In the mid nineties I loved this band called Curve...I was really into thier wall of sound electronica/industrial sound and the breathy, slighty venomous vocals of Toni Haliday...The most beautiful goth girl in the world. It complimented my angst ridden relationship drama quite well, but I find I have a hard time listening to it nowadays. Needless to say, just like my Edie phase I had a Curve phase and I worked it. Black hair-check, loads of black eyeliner-check,sculpted black eyebrows-check, chalk white skin-check,wounded vixen expression-check. I actually got to meet Toni Halliday...I went to their concert and the guitarist Debbie had the hots for me, even though I was with a guy- so I got backstage and the bus and hung out til the wee hours. But that's another story.
Slouching Towards Middle Age....
I just turned 34. I find myself rather pleased and slightly startled that I've made it this far...not in any "I thought I'd be dead by 20" kind of way- it's just that I've sort of always been interested in the macabre and therefore keenly aware of how easy it is to get deaded in one way or another. Anyway- here I am and quite happy about it. This year has been possibly the best of my life...for many reasons both material and spiritually...the main thing being that I've come to the conclusion that if I do die before I'm planning (when I'm OLD, OLD,OLD) that I recognize I've had a pretty great run and it'll be ok. And that pretty sums up my years of spiritual search and research, studying Christianity, Buddism, Shamanism, pagan religeons, yearning for a kind thing to believe, that death is not the end, we live on, whatever. I don't believe that...well, I believe when we die we just decompose away- our molecules reforming with other molecules to create other things...you know- "SCIENCE"...but "I" won't continue to exist. So coming to terms with death is a big deal...and I'm not even fully there yet.
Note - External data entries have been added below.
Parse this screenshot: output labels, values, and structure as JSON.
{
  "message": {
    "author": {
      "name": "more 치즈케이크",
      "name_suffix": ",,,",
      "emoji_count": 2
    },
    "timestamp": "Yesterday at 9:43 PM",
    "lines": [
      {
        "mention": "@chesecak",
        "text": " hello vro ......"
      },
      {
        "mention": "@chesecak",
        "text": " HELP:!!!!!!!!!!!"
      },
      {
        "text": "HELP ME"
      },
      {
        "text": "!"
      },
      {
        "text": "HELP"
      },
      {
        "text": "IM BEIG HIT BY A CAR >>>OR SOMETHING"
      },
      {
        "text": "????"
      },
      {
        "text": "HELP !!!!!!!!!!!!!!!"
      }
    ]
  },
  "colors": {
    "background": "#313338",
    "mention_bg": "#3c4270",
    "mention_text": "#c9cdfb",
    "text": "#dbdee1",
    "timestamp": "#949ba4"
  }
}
I love this world so much...our planet is so marvelous, so beautiful, so profound,despite all it's sorrows,... I don't want to leave here. When I get freaked out about it, or despondent about the state of the world I look at pictures of the Universe...no matter what we do here the stars will still burn, galaxies will still spin, it'll all be alright. The Universe will still exist without us and that is strangely comforting. Or I listen to music, or look at art, and remember that no matter how evil our times seem to be becoming, and they certainly do, that there are majestic under currents of powerful creative energy, of good energy, running through humanity and it will never be denied. Anyone who attempts to squash it always gets overthrown.